(Website and app data records)
————————

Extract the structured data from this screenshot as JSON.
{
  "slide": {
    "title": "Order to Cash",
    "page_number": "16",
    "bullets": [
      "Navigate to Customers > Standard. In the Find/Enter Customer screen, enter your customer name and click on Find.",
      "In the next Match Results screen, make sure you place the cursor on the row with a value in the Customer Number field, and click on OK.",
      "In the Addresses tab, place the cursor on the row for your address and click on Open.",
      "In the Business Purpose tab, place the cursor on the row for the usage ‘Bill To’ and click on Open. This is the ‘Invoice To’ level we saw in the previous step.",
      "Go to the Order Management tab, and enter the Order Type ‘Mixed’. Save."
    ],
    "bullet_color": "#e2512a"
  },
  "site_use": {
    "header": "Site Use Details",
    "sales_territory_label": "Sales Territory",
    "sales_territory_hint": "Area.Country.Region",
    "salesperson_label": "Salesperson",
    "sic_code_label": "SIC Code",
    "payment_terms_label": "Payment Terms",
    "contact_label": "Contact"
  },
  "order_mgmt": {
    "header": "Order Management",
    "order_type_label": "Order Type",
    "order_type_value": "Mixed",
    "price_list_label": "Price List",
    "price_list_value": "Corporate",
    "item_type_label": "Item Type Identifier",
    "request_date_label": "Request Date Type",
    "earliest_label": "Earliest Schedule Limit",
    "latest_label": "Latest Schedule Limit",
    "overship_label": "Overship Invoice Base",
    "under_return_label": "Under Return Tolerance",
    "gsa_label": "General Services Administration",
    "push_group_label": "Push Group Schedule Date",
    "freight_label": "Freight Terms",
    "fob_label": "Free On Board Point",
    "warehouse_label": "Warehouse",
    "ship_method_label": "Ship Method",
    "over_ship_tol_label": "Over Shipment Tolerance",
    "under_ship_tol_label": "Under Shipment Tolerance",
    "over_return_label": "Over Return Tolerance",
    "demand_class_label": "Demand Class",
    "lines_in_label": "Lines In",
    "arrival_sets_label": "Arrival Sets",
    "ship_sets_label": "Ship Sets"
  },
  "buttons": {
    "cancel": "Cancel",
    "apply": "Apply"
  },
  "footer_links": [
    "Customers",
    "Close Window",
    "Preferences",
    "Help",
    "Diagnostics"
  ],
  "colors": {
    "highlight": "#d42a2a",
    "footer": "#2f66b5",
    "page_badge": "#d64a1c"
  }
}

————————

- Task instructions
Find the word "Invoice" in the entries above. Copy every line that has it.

- Your response
      "In the Business Purpose tab, place the cursor on the row for the usage ‘Bill To’ and click on Open. This is the ‘Invoice To’ level we saw in the previous step.",
    "overship_label": "Overship Invoice Base",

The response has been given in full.